Love is a funny thing, especially in the animal kingdom. We are talking about them ruthless female animals that eat their mates right after mating; no matter how good or bad the mating was. Some of these female animals you are glad you are not with are the common creatures that we know. As a matter of fact, not many animals do that to their mates. We have a short list of 7 female animals that eat their mates to introduce to you today. Let’s see which one you think is the most cruel, don’t forget to share your thoughts with us.
Rumors go around, it is true that black widows eat their mates but it is not so often. The dangerous thing is that the males have to place themselves between the female’s fangs to get in the “right” position. You know females get hungry easily, so sometimes they want little bites on their lovers after mating. The interesting part is that not “all” female black widows are the same which is why some males are still alive after mating. There are three known black widow species in North America, and only one occasionally demonstrates the hard-core mating aftermath.
It is never easy to get the girl, and that goes everywhere, especially in the spider kingdom. Romeo always goes through a lot of processes from deception to cannibalism and dancing just to get Juliet. When a male jumping spider encounters a female – literally any female – he launches into an elaborate courtship dance. Some results in the attack of the females which leads the males to run for their lives.
However, some males come back and the attack turns into successful courtships which leads to mating between the two. In case the male is unfortunate, they would become dinner instead of getting laid. If the male seals the deal before becoming the meal, the dude will get to mate. And if they don’t run fast enough after mating, they will be the snacks. Either way, female jumping spiders are pretty dangerous to date.
Love can break your heart, or your head if you are a male praying mantis. It all begins with the female who attracts the male to engage in the mating process with her. If the male is deemed worthy, well he will be lucky enough to get laid. That is when the horror begins. The she-mantis simply chews off her partner’s head after or even during the mating. Then she drops his headless body on the ground. In some cases, she eats everything; either way is cruel.
The thing is that the male’s sacrifice actually provides a distinct reproductive advantage to the offspring. The females who ate their partner produce more eggs than those who did not. According to the research, cannibalistic females produce about 88 eggs on average while it is only about 37 for regular females. Also, the males who survive their deadly mating can potentially reproduce multiple times. After all, it is a win-win for both.
Male redback spiders are clever for some reasons especially when they seek to mate with immature females. When the females are immature, it means they don’t have the experience of eating their males. That means our guys have a higher chance of survival after mating which is a good thing. The thing is that male redback can only mate twice in his life, and that is it.
The first time he would seek an immature female because she would be too tired to eat him after mating. The second time, the male would mate with an adult female redback while throwing himself into her jaws. Doing so is to slow down the mating process in order to increase the male’s chance of paternity. No matter what, the males will always end up being eaten by the females eventually. Well, it is not a surprise since the females are way larger and heavier than the males. Hungry for more than love? Yup, eat then your lover alive!

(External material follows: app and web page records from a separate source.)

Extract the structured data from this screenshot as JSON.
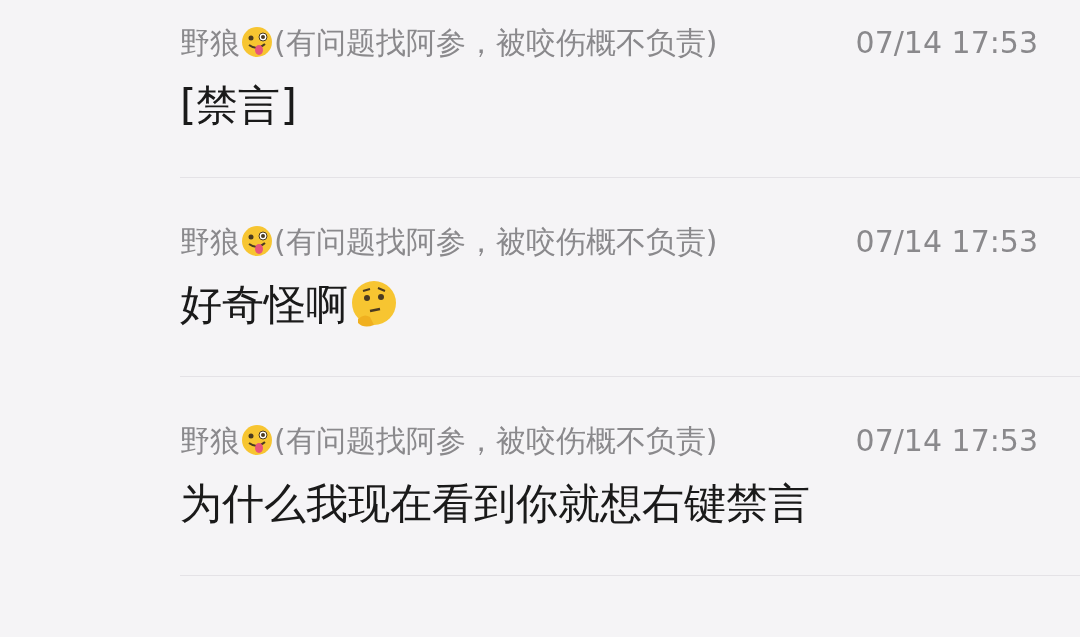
{
  "messages": [
    {
      "sender": "野狼",
      "sender_emoji": true,
      "remark": "(有问题找阿参，被咬伤概不负责)",
      "time": "07/14 17:53",
      "text": "[禁言]",
      "trailing_emoji": false
    },
    {
      "sender": "野狼",
      "sender_emoji": true,
      "remark": "(有问题找阿参，被咬伤概不负责)",
      "time": "07/14 17:53",
      "text": "好奇怪啊",
      "trailing_emoji": true
    },
    {
      "sender": "野狼",
      "sender_emoji": true,
      "remark": "(有问题找阿参，被咬伤概不负责)",
      "time": "07/14 17:53",
      "text": "为什么我现在看到你就想右键禁言",
      "trailing_emoji": false
    }
  ]
}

Love is a wild and weird thing that you cannot explain. As for sagebrush crickets, a relationship means to sacrifice. Literally. So the males permit females to engage in an unusual form of sexual cannibalism during copulation. Basically, the females feed on the males’ fleshy hind wings and ingest hemolymph (a fluid equivalent to blood) oozing from the wounds.
In case you feel bad for the males, don’t worry. These wounds are not fatal, and they are only a portion of the hind wings eaten only at any one mating. Then, he can continue to mate with other females with fewer things to offer which is a whole lot better than being eaten whole.

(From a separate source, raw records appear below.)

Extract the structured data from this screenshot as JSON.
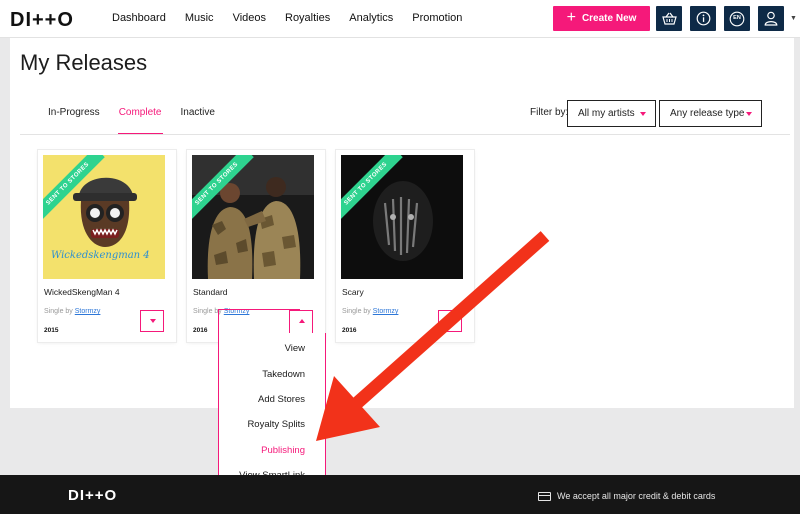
{
  "brand": {
    "logo": "DI++O",
    "accent": "#f5197a",
    "navy": "#0e2a47",
    "ribbon": "#2ed38f"
  },
  "nav": {
    "links": [
      "Dashboard",
      "Music",
      "Videos",
      "Royalties",
      "Analytics",
      "Promotion"
    ],
    "create_label": "Create New",
    "icons": [
      "basket-icon",
      "info-icon",
      "language-icon",
      "user-icon"
    ],
    "language": "EN"
  },
  "page": {
    "title": "My Releases"
  },
  "tabs": [
    {
      "label": "In-Progress",
      "active": false
    },
    {
      "label": "Complete",
      "active": true
    },
    {
      "label": "Inactive",
      "active": false
    }
  ],
  "filter": {
    "label": "Filter by:",
    "artist_value": "All my artists",
    "type_value": "Any release type"
  },
  "releases": [
    {
      "title": "WickedSkengMan 4",
      "type_prefix": "Single by",
      "artist": "Stormzy",
      "year": "2015",
      "ribbon": "SENT TO STORES",
      "cover_text": "Wickedskengman 4"
    },
    {
      "title": "Standard",
      "type_prefix": "Single by",
      "artist": "Stormzy",
      "year": "2016",
      "ribbon": "SENT TO STORES"
    },
    {
      "title": "Scary",
      "type_prefix": "Single by",
      "artist": "Stormzy",
      "year": "2016",
      "ribbon": "SENT TO STORES"
    }
  ],
  "menu": {
    "items": [
      {
        "label": "View",
        "highlight": false
      },
      {
        "label": "Takedown",
        "highlight": false
      },
      {
        "label": "Add Stores",
        "highlight": false
      },
      {
        "label": "Royalty Splits",
        "highlight": false
      },
      {
        "label": "Publishing",
        "highlight": true
      },
      {
        "label": "View SmartLink",
        "highlight": false
      }
    ]
  },
  "footer": {
    "logo": "DI++O",
    "note": "We accept all major credit & debit cards"
  }
}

Playing hard to get, the female scorpion usually pushes the male away when he tries to seek her pincers; literally. Scorpions engage in a complex courtship ritual known as “Promenade a Deux”. That is a kind of dance that involves the male grabbing the female’s pincers with his own. He then will lead his dancing partner around as he searches for a suitable spot to deposit the sperm packet. So much for true love, right?
No doubt why the females sometimes resist the male’s smooth moves by refusing to dance. That comes in various ways including pushing him away or even trying to sting him. Then the male may try to appease her with a kiss in which is grasps her chelicerae (pincer-like mouthparts) with his own. When everything is done, the pair halts their dance and goes their separate ways.
I know what you are waiting for, the females do attack and eat the males in case of population regulation. That is when they live in high densities and potentially see each other as prey. Female scorpions often kill the males after mating is over by injecting them with a series of lethal stings. Then she devours the males after mating while some other times she eats the males even before mating.
With black and yellow stripes, you can never mistake wasp spiders for any other species. The males are usually 2 or 3 times smaller than the females, and that makes cannibalism even easier for the females. So the males are able to enter into the female’s orb without being detected as prey by the females.
During mating, the male is generally cocooned, killed, and eaten by the female. However, a second before that, the male already breaks off his sexual organ so the female won’t mate with anyone else. He is going to be the dinner anyway, so why not make the mating the first and the last for the female, right?